The all-seeing testing toolkit with many workers. Think multi-threaded, multi-database autotest. It continually watches your application for code changes like autotest, then runs them multi-threaded, each thread having its own database, to take maximum advantage of your computer's multiple cores/processors. Fast!
Why a new testing toolkit?
For a long time, my holy grail of testing has been multi-threaded autotest. Autotest is awesome, watching my application in real time and only running tests for code that has changed. But it doesn't take advantage of the growing number of cores and processors that computers have today.
Parallel_specs solves the multi-threaded, multi-database problem, but it has to be run manually, and runs all your tests at once. It also doesn't split up the test suite very efficiently, resulting in one thread finishing significantly sooner than the other.
How does it work?
Sauron uses the watchr gem to watch your rails files for changes, and runs only the tests related to those changes. Sauron comes with a basic, but user-changeable, watchr script. This part is much like autotest.
When Sauron detects that tests need to be run, it runs single tests with a direct ruby command. If there are multiple files, however, it kicks off a customized version of the hydra gem, creating multiple workers to run pieces of the test suite efficiently.
How do I use it?
WARNING: This is still a very new gem (only in existence since July 17th, 2010). Use very carefully.
Include the gems
The first step is to include the necessary gems in your config/environments/test.rb file:
The is the Sauron gem, which will also include the Watchr gem and a fork of the Hydra gem that I modified to support multiple databases.
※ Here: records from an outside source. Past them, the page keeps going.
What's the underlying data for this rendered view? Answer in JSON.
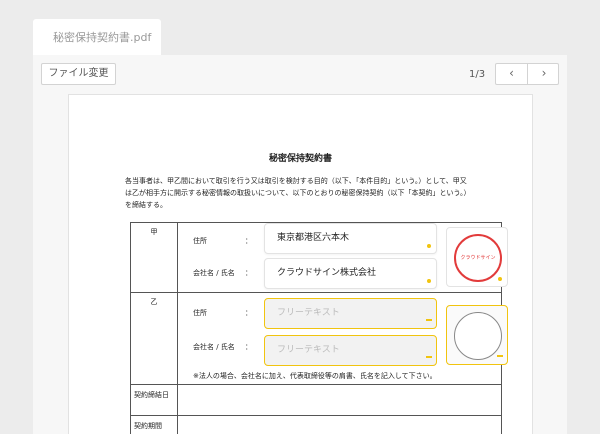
{
  "tab": {
    "filename": "秘密保持契約書.pdf"
  },
  "toolbar": {
    "file_change_label": "ファイル変更",
    "page_indicator": "1/3",
    "prev_icon": "‹",
    "next_icon": "›"
  },
  "document": {
    "title": "秘密保持契約書",
    "body_line1": "各当事者は、甲乙間において取引を行う又は取引を検討する目的（以下、「本件目的」という。）として、甲又",
    "body_line2": "は乙が相手方に開示する秘密情報の取扱いについて、以下のとおりの秘密保持契約（以下「本契約」という。）",
    "body_line3": "を締結する。",
    "party_a_label": "甲",
    "party_b_label": "乙",
    "address_label": "住所",
    "company_label": "会社名 / 氏名",
    "colon": "：",
    "party_a_address": "東京都港区六本木",
    "party_a_company": "クラウドサイン株式会社",
    "party_a_seal_text": "クラウドサイン",
    "party_b_address_placeholder": "フリーテキスト",
    "party_b_company_placeholder": "フリーテキスト",
    "note": "※法人の場合、会社名に加え、代表取締役等の肩書、氏名を記入して下さい。",
    "contract_date_label": "契約締結日",
    "contract_period_label": "契約期間"
  }
}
To get them on your system, run:
rake gems:install RAILS_ENV=test
Edit your database configuration
Edit your config/database.yml so that your test database name includes the worker number environment variable. Here's an example:
test: adapter: mysql database: app_test<%= ENV['HYDRA_WORKER_ID'] %>
Or for sqlite3:
test: adapter: sqlite3 database: app_test<%= ENV['HYDRA_WORKER_ID'] %>.sqlite3
Aside from sqlite, you might have an extra step depending on your database permissions. See “Caveats” below.
Run the Sauron generator
ruby script/generate sauron
By default, it will create a setup with 4 workers (threads/databases used during tests) and assume you are using testunit. You can change both of these with commandline arguments:
ruby script/generate sauron --workers=10 --rspec
If you ever change your mind, just edit the config/sauron.yml file.
While developing your rails app, run:
which will launch Sauron and watch your app. Use Ctrl-\ to refresh your testing suite after adding files. Ta-da! Multi-threaded, multi-database, automatic testing goodness!
For advanced users
The generator creates a watchr script called sauron_watchr.rb in the root directory of your app. I think it has a good basic setup, but customize it all you want.
For really advanced users
Help me make this tool better. Fork it, fix it, send a pull request. My low public profile and crippling need for acceptance ensure you'll get a prompt, friendly response.
MySQL, PostgreSQL, and other big kids
Sqlite is fun, but with real databases come issues like permissions. If you have liberal local permissions on your database, like root with no password from localhost, you shouldn't have to do anything extra to prepare your db's.
If you're more paranoid like me, and assign a unique user/pass for each app on your local system, you'll need to create the extra databases and grant privileges in advance. It's easy, just create more test databases with numbers appended in this fashion:
And so forth, as many databases as you'll have workers. These three lines work nicely in MySQL:
create database app_test1; grant all on app_test1.* to turtle@localhost identified by 'secretpassword'; flush privileges;
Substitute your chosen username and password above, instead of 'turtle' and 'secretpassword', respectively. Do this to create each new database.
Full Hydra support? No!
While the Hydra gem supports multiple computers over a network, Sauron doesn't at this time. That might become a priority if people ask. It will definitely become a priority if somebody buys me a multi-core system I can add to my testing arsenal :)
This is very new. I can't see how it would damage anything, but I guess that's what everyone says before they damage something. Also, I've traditionally used shoulda over rspec, so there may be glitches in what files Sauron watches/runs in rspec mode. If you see something wrong, let me know.
Also, this was put together quickly. If you don't feel like the underlying code is beautiful, this was largely hacked together during Ruby Midwest weekend, during hours that should have been used for sleeping. If you still feel slighted, I will offer you a full refund of what you paid for this gem. No questions asked!
Copyright © 2010 Jaime Bellmyer, released under the MIT license